Exercise: Wherever the word "Benson" appears in a line of the records, copy that line.

Items from an interface collection:
-*-

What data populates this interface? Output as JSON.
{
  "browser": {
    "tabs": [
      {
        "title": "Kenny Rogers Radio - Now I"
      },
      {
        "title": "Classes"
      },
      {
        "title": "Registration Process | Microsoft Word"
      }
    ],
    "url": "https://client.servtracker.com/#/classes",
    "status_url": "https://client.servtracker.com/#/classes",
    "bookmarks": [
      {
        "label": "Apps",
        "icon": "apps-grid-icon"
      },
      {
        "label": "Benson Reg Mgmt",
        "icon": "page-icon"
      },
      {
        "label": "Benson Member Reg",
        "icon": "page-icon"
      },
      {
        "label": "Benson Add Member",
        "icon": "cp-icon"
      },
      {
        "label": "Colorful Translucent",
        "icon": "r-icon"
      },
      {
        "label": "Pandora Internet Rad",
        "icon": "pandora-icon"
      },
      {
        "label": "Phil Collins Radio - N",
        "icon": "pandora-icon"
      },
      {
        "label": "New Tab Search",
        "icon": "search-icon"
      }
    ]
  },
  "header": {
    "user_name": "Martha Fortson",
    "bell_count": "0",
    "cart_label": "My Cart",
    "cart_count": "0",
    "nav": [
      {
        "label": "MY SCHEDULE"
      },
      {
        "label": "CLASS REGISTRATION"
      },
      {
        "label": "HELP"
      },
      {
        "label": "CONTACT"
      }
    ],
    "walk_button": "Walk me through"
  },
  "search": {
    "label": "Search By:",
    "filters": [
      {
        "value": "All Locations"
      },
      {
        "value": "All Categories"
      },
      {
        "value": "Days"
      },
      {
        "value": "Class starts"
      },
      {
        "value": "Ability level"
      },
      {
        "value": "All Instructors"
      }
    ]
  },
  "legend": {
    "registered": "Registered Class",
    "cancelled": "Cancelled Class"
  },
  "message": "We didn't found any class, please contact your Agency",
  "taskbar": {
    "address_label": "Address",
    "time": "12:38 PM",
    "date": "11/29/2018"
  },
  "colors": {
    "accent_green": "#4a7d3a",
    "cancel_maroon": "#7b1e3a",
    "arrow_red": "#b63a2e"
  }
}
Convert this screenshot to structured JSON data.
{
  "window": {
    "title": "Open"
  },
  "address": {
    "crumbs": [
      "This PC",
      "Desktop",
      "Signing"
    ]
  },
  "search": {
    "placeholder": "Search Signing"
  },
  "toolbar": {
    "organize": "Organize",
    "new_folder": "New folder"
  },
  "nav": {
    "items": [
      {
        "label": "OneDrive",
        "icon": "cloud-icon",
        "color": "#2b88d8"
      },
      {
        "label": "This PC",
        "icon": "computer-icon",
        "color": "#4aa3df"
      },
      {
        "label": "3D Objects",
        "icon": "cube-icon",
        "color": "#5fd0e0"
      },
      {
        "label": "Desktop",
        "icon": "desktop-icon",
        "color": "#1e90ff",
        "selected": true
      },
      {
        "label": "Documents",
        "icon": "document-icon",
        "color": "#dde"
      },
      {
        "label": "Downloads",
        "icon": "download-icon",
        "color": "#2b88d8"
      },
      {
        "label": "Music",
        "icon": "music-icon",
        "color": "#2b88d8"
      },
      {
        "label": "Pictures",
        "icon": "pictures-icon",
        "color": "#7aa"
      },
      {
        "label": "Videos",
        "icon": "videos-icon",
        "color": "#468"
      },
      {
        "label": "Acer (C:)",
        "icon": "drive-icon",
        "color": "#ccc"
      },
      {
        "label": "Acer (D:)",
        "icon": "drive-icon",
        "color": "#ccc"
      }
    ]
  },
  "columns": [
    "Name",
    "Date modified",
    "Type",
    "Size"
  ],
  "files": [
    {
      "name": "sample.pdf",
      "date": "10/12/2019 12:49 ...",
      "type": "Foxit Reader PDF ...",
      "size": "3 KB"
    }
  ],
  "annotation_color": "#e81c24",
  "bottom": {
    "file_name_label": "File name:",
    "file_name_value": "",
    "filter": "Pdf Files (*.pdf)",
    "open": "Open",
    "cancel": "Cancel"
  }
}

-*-

Answer section:
        "label": "Benson Reg Mgmt",
        "label": "Benson Member Reg",
        "label": "Benson Add Member",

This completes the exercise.